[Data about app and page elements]
=-=-=

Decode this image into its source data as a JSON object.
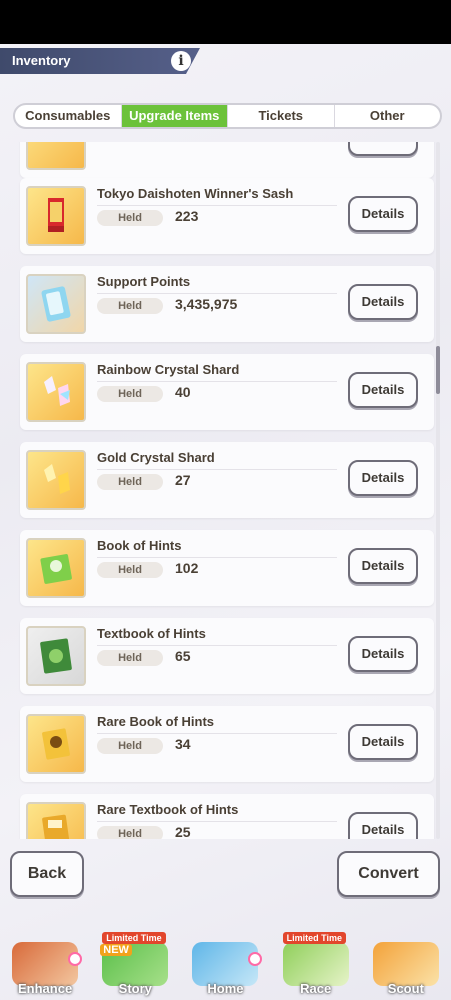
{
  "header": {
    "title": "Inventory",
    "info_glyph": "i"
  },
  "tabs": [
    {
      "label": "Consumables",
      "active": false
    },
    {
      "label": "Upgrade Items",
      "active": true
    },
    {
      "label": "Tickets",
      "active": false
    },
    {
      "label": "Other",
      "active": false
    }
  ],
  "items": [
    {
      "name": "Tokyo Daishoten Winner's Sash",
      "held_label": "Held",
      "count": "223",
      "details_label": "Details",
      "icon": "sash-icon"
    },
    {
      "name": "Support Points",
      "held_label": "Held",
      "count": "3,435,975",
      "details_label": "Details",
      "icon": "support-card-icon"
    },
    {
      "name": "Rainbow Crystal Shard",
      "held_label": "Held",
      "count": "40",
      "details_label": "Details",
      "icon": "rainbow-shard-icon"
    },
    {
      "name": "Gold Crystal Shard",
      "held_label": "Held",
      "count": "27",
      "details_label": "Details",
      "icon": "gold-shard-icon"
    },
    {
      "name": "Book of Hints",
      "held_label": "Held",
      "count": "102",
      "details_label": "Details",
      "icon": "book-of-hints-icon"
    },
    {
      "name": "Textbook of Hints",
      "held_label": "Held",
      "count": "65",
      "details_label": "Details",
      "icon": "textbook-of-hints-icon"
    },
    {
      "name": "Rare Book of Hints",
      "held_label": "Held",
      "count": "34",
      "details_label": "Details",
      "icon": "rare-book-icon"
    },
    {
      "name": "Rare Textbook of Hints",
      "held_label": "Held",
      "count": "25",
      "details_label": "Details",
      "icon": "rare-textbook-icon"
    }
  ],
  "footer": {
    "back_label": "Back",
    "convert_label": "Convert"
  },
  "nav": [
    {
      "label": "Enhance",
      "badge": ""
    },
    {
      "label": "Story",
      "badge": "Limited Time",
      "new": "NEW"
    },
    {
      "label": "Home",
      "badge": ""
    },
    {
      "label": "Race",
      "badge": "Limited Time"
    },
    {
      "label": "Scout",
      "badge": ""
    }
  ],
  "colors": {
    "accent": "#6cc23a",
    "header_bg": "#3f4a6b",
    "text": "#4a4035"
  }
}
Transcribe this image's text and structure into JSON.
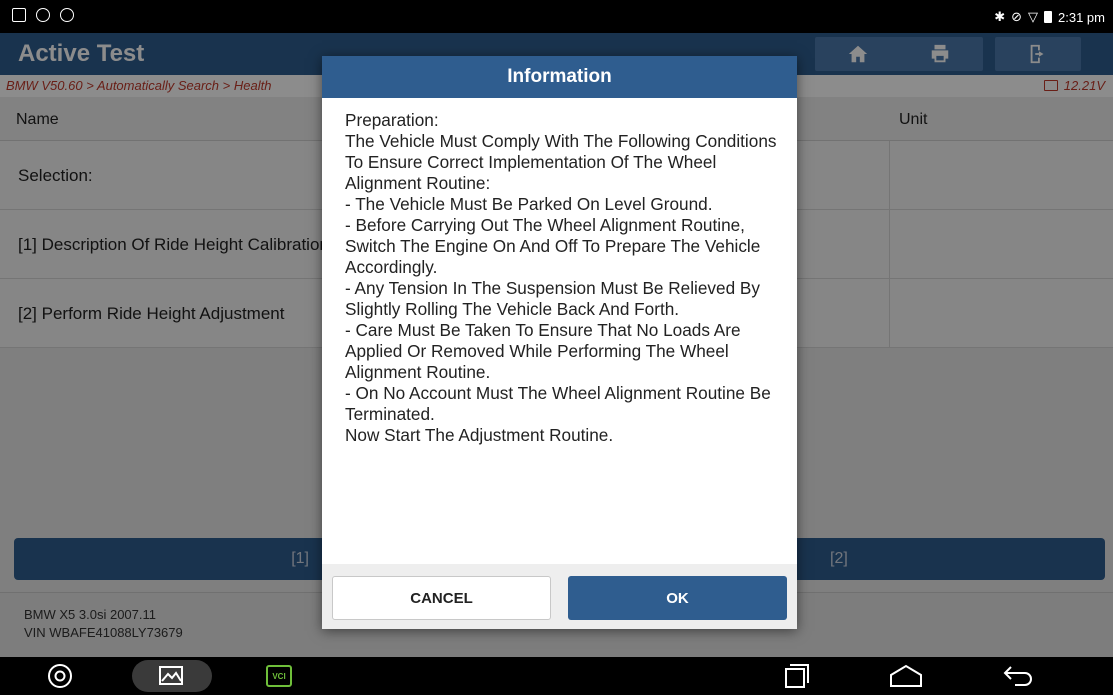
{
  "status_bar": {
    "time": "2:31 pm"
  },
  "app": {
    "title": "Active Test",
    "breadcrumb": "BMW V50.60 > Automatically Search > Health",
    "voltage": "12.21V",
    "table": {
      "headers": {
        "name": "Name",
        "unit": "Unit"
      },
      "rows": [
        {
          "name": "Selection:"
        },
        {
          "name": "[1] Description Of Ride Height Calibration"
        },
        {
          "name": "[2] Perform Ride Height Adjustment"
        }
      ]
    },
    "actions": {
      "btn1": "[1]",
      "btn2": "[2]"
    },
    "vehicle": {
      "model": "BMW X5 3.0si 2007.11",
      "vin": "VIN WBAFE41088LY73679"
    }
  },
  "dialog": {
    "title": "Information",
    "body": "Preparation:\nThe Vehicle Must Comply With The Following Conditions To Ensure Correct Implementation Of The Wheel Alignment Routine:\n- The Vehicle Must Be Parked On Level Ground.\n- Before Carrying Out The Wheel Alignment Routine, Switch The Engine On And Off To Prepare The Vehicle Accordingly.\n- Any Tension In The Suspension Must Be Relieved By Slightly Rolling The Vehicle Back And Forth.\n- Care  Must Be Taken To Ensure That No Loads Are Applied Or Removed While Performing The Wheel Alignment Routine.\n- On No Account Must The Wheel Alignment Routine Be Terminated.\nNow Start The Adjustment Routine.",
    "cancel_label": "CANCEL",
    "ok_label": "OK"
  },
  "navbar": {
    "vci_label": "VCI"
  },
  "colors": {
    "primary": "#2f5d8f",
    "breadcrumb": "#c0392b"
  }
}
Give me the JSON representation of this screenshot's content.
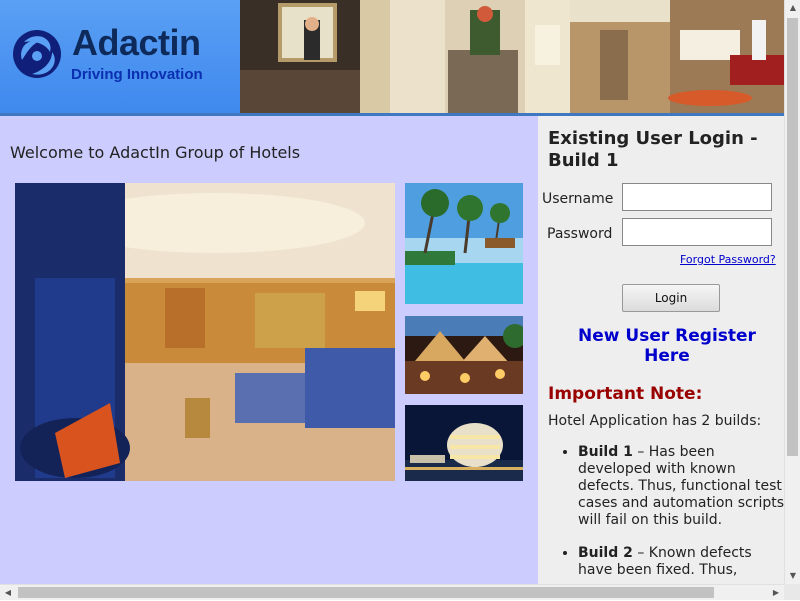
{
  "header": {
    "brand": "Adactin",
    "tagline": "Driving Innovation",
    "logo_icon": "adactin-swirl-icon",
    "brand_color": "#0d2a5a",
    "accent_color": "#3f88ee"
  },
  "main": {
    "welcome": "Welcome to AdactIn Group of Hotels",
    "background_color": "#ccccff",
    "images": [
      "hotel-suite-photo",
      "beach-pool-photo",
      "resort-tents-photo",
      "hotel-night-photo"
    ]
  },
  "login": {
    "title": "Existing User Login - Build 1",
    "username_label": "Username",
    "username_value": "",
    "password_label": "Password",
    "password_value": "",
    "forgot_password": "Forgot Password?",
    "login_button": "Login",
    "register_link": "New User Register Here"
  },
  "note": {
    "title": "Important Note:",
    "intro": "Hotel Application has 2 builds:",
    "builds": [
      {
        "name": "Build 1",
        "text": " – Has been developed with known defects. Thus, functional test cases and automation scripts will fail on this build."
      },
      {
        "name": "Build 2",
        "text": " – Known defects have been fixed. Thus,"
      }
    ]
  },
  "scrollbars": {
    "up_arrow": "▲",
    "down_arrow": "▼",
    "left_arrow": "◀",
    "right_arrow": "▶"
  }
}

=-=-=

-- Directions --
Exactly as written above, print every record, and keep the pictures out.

-- Result of this exercise --
Decode this image into its source data as a JSON object.
{
  "header": {
    "title": "Inventory",
    "info_glyph": "i"
  },
  "tabs": [
    {
      "label": "Consumables",
      "active": false
    },
    {
      "label": "Upgrade Items",
      "active": true
    },
    {
      "label": "Tickets",
      "active": false
    },
    {
      "label": "Other",
      "active": false
    }
  ],
  "items": [
    {
      "name": "Tokyo Daishoten Winner's Sash",
      "held_label": "Held",
      "count": "223",
      "details_label": "Details",
      "icon": "sash-icon"
    },
    {
      "name": "Support Points",
      "held_label": "Held",
      "count": "3,435,975",
      "details_label": "Details",
      "icon": "support-card-icon"
    },
    {
      "name": "Rainbow Crystal Shard",
      "held_label": "Held",
      "count": "40",
      "details_label": "Details",
      "icon": "rainbow-shard-icon"
    },
    {
      "name": "Gold Crystal Shard",
      "held_label": "Held",
      "count": "27",
      "details_label": "Details",
      "icon": "gold-shard-icon"
    },
    {
      "name": "Book of Hints",
      "held_label": "Held",
      "count": "102",
      "details_label": "Details",
      "icon": "book-of-hints-icon"
    },
    {
      "name": "Textbook of Hints",
      "held_label": "Held",
      "count": "65",
      "details_label": "Details",
      "icon": "textbook-of-hints-icon"
    },
    {
      "name": "Rare Book of Hints",
      "held_label": "Held",
      "count": "34",
      "details_label": "Details",
      "icon": "rare-book-icon"
    },
    {
      "name": "Rare Textbook of Hints",
      "held_label": "Held",
      "count": "25",
      "details_label": "Details",
      "icon": "rare-textbook-icon"
    }
  ],
  "footer": {
    "back_label": "Back",
    "convert_label": "Convert"
  },
  "nav": [
    {
      "label": "Enhance",
      "badge": ""
    },
    {
      "label": "Story",
      "badge": "Limited Time",
      "new": "NEW"
    },
    {
      "label": "Home",
      "badge": ""
    },
    {
      "label": "Race",
      "badge": "Limited Time"
    },
    {
      "label": "Scout",
      "badge": ""
    }
  ],
  "colors": {
    "accent": "#6cc23a",
    "header_bg": "#3f4a6b",
    "text": "#4a4035"
  }
}
Transcribe this image's text and structure into JSON.
{
  "status_bar": {
    "time": "2:31 pm"
  },
  "app": {
    "title": "Active Test",
    "breadcrumb": "BMW V50.60 > Automatically Search > Health",
    "voltage": "12.21V",
    "table": {
      "headers": {
        "name": "Name",
        "unit": "Unit"
      },
      "rows": [
        {
          "name": "Selection:"
        },
        {
          "name": "[1] Description Of Ride Height Calibration"
        },
        {
          "name": "[2] Perform Ride Height Adjustment"
        }
      ]
    },
    "actions": {
      "btn1": "[1]",
      "btn2": "[2]"
    },
    "vehicle": {
      "model": "BMW X5 3.0si 2007.11",
      "vin": "VIN WBAFE41088LY73679"
    }
  },
  "dialog": {
    "title": "Information",
    "body": "Preparation:\nThe Vehicle Must Comply With The Following Conditions To Ensure Correct Implementation Of The Wheel Alignment Routine:\n- The Vehicle Must Be Parked On Level Ground.\n- Before Carrying Out The Wheel Alignment Routine, Switch The Engine On And Off To Prepare The Vehicle Accordingly.\n- Any Tension In The Suspension Must Be Relieved By Slightly Rolling The Vehicle Back And Forth.\n- Care  Must Be Taken To Ensure That No Loads Are Applied Or Removed While Performing The Wheel Alignment Routine.\n- On No Account Must The Wheel Alignment Routine Be Terminated.\nNow Start The Adjustment Routine.",
    "cancel_label": "CANCEL",
    "ok_label": "OK"
  },
  "navbar": {
    "vci_label": "VCI"
  },
  "colors": {
    "primary": "#2f5d8f",
    "breadcrumb": "#c0392b"
  }
}
Give me the JSON representation of this screenshot's content.
{
  "header": {
    "brand": "Adactin",
    "tagline": "Driving Innovation",
    "logo_icon": "adactin-swirl-icon",
    "brand_color": "#0d2a5a",
    "accent_color": "#3f88ee"
  },
  "main": {
    "welcome": "Welcome to AdactIn Group of Hotels",
    "background_color": "#ccccff",
    "images": [
      "hotel-suite-photo",
      "beach-pool-photo",
      "resort-tents-photo",
      "hotel-night-photo"
    ]
  },
  "login": {
    "title": "Existing User Login - Build 1",
    "username_label": "Username",
    "username_value": "",
    "password_label": "Password",
    "password_value": "",
    "forgot_password": "Forgot Password?",
    "login_button": "Login",
    "register_link": "New User Register Here"
  },
  "note": {
    "title": "Important Note:",
    "intro": "Hotel Application has 2 builds:",
    "builds": [
      {
        "name": "Build 1",
        "text": " – Has been developed with known defects. Thus, functional test cases and automation scripts will fail on this build."
      },
      {
        "name": "Build 2",
        "text": " – Known defects have been fixed. Thus,"
      }
    ]
  },
  "scrollbars": {
    "up_arrow": "▲",
    "down_arrow": "▼",
    "left_arrow": "◀",
    "right_arrow": "▶"
  }
}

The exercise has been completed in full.